Exercise description:
Count how many lines hold "JSON" in the records, and respond with that number by itself.

*** Opening of Source material ***

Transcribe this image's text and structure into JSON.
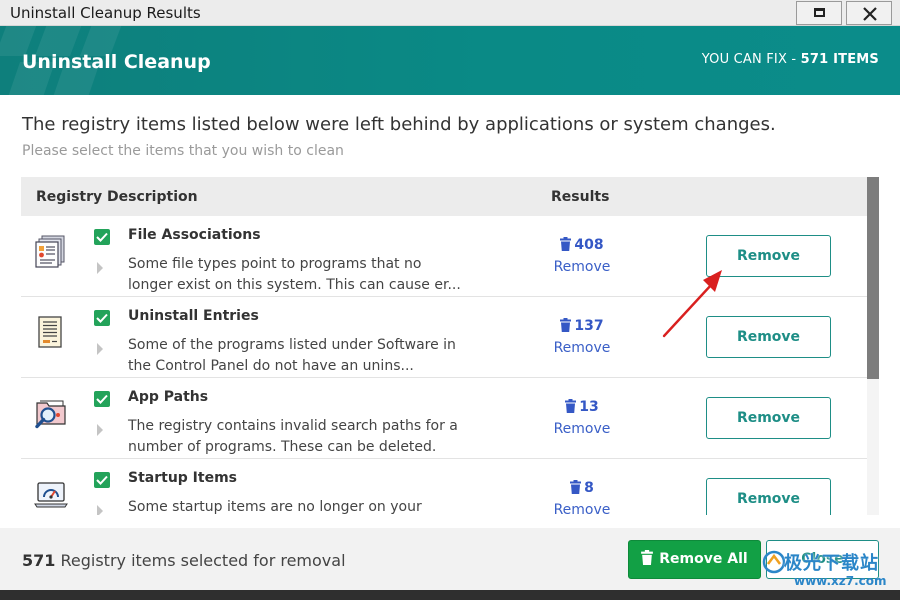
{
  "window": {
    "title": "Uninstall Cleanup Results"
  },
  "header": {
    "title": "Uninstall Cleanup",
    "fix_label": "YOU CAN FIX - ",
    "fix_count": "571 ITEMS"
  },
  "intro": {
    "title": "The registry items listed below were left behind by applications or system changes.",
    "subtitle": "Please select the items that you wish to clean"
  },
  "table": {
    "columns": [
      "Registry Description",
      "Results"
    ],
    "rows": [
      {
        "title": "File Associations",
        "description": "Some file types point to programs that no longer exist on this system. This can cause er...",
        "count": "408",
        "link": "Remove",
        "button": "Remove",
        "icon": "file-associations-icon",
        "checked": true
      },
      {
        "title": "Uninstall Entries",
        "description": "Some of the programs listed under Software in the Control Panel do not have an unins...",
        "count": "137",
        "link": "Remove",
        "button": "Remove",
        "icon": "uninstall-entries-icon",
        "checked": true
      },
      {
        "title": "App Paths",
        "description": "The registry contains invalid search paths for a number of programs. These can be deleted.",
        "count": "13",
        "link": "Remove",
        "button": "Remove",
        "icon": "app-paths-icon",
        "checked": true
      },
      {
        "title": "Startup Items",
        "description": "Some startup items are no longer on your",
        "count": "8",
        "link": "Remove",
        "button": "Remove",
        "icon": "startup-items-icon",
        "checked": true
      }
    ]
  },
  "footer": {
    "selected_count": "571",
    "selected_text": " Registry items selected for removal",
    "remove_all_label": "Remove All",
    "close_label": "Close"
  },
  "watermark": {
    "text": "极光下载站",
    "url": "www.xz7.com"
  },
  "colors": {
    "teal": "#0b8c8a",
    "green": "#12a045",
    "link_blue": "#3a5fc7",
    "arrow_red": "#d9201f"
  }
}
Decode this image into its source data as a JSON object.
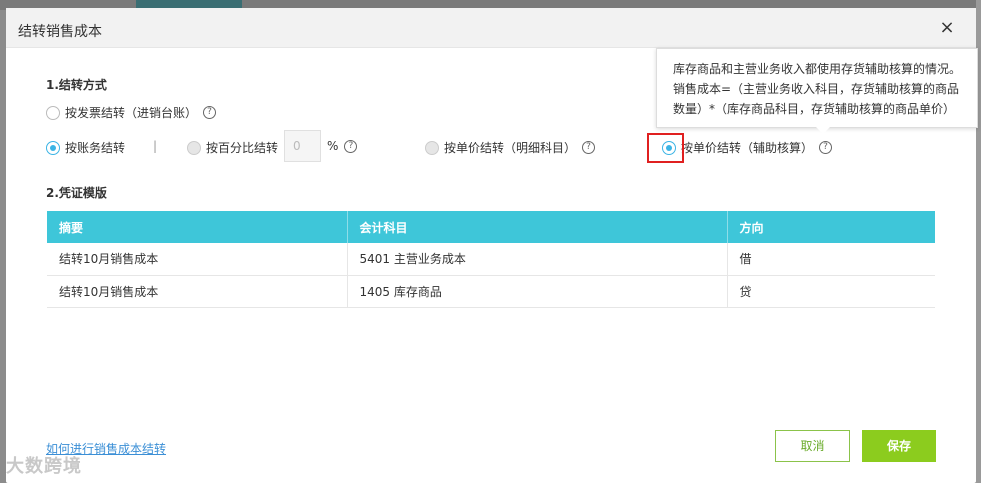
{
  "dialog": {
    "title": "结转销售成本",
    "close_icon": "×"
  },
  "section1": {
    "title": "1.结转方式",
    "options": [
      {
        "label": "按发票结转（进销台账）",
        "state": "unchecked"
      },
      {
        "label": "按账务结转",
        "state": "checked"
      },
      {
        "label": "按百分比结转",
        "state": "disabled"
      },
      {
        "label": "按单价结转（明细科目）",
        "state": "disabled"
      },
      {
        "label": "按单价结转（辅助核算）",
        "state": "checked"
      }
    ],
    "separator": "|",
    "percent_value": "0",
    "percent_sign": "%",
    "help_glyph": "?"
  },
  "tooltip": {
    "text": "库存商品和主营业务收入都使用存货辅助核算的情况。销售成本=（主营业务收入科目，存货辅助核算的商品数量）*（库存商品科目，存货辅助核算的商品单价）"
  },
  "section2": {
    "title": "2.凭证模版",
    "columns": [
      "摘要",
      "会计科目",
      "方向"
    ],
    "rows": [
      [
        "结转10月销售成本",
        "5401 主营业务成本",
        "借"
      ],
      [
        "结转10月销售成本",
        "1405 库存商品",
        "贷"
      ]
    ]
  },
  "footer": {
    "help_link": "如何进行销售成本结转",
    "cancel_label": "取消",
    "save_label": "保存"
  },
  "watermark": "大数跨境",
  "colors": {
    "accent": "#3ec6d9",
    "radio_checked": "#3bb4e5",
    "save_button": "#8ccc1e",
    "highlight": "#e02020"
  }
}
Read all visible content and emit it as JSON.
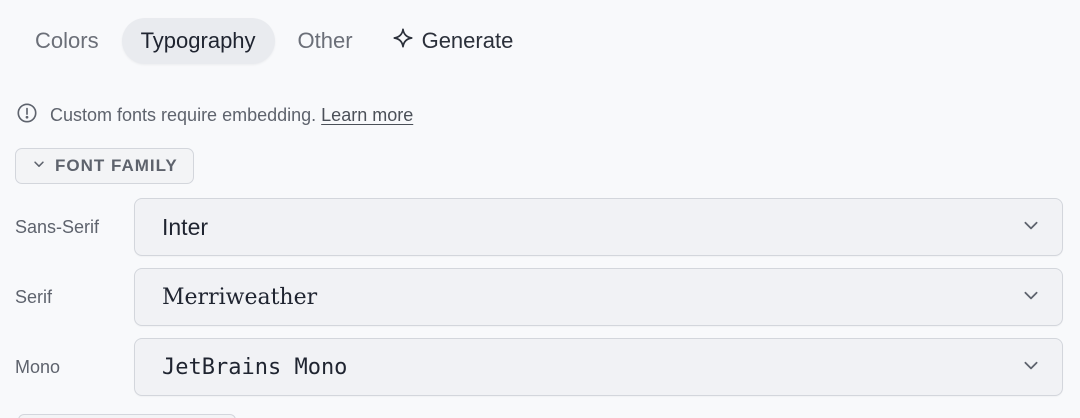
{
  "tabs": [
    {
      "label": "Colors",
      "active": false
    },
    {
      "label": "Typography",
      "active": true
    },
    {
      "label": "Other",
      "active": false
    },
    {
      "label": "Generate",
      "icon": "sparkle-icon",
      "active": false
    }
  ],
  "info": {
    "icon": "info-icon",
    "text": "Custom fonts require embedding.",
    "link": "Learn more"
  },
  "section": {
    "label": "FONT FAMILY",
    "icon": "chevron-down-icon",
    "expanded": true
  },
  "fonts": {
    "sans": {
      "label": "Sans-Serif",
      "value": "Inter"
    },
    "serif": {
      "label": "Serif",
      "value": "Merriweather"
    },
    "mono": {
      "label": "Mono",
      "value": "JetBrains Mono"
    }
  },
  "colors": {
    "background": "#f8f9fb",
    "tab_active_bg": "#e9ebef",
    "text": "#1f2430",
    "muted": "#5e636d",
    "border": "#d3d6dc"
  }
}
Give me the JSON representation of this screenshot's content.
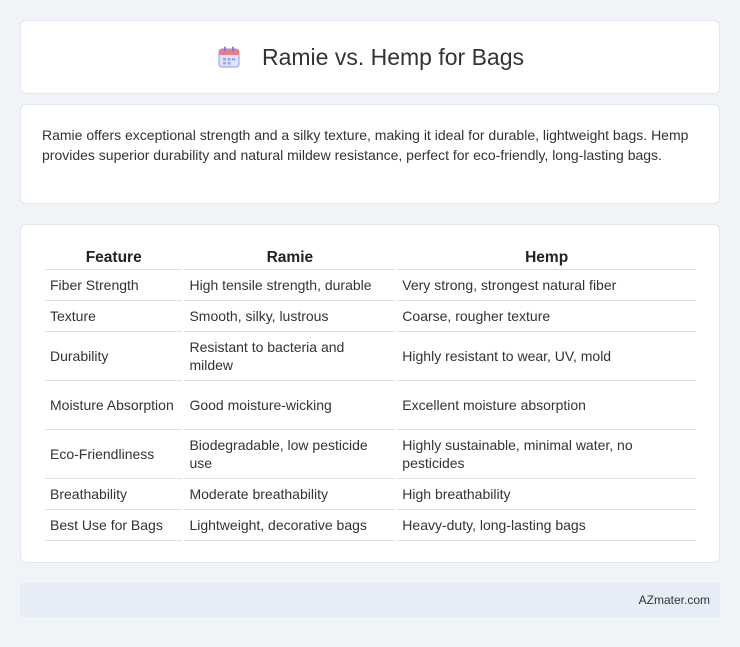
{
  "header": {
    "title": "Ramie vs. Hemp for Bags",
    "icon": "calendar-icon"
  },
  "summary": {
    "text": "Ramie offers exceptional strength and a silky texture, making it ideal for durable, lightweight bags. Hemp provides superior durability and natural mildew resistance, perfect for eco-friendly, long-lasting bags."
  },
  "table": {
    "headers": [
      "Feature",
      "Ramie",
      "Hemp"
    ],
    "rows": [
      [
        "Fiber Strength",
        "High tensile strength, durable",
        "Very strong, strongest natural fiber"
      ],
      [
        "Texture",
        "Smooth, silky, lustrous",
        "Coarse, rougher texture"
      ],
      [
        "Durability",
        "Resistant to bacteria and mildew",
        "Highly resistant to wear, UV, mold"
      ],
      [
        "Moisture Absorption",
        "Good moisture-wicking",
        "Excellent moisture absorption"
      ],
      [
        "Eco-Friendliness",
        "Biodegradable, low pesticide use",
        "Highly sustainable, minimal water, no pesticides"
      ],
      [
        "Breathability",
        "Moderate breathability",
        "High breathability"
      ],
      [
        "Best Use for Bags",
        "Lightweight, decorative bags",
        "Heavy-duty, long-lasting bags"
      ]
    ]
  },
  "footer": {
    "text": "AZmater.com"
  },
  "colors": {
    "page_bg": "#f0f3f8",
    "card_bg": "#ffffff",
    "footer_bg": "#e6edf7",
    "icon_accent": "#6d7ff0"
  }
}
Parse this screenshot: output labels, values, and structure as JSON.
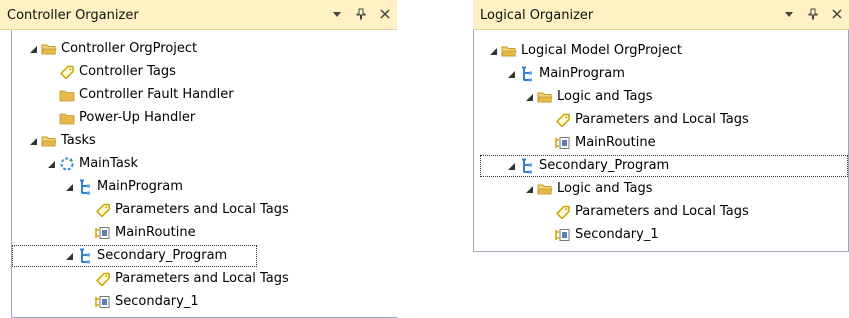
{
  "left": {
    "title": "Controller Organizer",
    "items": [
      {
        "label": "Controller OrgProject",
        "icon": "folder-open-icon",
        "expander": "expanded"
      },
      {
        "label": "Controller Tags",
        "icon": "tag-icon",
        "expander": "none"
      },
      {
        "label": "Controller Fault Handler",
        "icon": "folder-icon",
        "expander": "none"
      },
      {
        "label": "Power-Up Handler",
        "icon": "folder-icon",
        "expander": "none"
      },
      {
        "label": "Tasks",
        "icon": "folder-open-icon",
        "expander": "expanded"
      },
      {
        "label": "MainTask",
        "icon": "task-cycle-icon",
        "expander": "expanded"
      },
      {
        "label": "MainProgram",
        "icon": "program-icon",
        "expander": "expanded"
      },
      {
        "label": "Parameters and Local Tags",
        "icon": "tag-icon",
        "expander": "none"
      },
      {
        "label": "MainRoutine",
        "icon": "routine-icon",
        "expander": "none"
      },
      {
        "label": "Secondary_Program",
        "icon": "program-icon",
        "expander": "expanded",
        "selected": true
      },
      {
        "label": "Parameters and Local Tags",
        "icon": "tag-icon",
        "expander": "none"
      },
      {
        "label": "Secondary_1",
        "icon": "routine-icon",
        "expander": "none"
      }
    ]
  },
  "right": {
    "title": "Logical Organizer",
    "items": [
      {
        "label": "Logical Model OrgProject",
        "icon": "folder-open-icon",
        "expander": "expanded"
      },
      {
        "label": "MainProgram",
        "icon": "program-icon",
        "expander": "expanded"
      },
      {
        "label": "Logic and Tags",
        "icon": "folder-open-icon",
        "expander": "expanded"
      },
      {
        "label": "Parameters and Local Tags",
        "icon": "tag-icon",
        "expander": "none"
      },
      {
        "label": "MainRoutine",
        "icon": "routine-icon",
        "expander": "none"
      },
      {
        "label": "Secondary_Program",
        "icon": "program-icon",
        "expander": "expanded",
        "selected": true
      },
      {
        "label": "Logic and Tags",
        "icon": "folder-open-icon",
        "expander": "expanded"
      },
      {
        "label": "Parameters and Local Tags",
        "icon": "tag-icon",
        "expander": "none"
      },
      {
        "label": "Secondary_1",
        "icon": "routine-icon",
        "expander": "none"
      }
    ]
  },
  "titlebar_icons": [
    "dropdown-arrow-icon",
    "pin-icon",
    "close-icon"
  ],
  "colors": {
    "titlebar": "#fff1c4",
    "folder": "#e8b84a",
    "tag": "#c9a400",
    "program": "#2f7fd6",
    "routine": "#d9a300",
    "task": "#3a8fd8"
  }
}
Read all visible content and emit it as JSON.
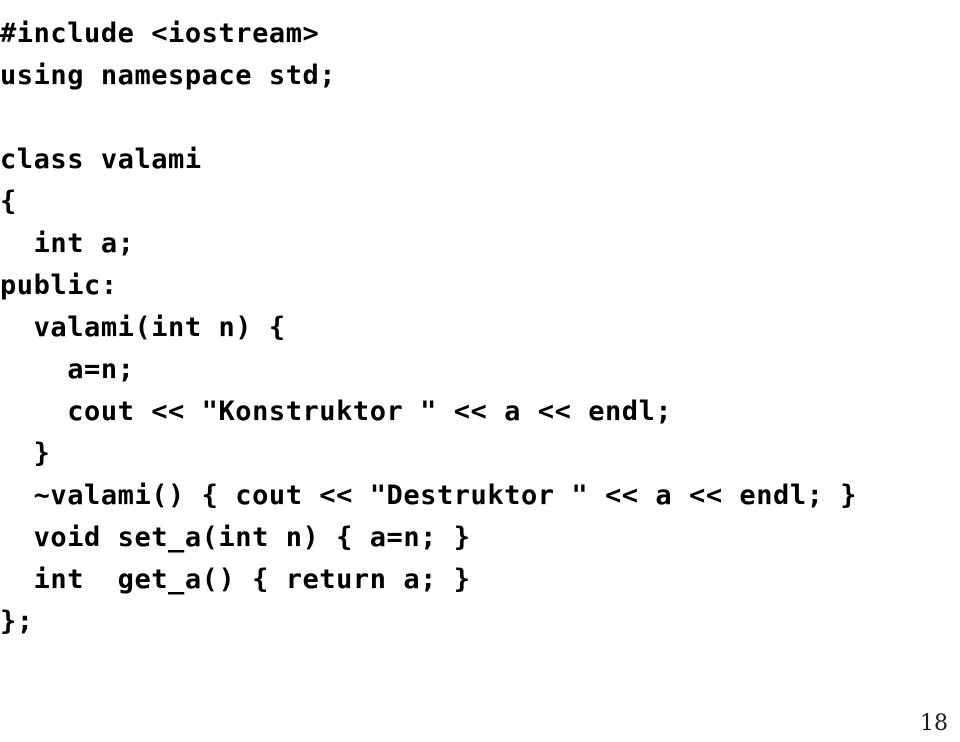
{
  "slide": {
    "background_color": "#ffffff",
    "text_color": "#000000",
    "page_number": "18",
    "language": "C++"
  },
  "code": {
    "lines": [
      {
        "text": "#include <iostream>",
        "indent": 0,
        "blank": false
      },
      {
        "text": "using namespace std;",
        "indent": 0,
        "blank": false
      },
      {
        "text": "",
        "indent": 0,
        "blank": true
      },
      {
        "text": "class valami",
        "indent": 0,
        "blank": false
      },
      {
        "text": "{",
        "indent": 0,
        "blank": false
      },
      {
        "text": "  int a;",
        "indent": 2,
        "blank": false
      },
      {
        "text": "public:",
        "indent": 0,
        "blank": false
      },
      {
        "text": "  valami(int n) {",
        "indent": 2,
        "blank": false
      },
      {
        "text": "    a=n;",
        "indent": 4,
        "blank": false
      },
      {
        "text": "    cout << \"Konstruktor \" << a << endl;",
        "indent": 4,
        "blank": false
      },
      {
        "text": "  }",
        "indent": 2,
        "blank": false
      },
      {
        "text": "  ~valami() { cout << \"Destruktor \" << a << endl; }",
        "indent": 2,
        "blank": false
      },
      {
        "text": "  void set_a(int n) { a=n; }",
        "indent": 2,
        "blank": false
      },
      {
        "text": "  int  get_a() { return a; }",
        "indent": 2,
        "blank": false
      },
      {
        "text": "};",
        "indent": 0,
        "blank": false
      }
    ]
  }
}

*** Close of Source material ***

Expected answer:
6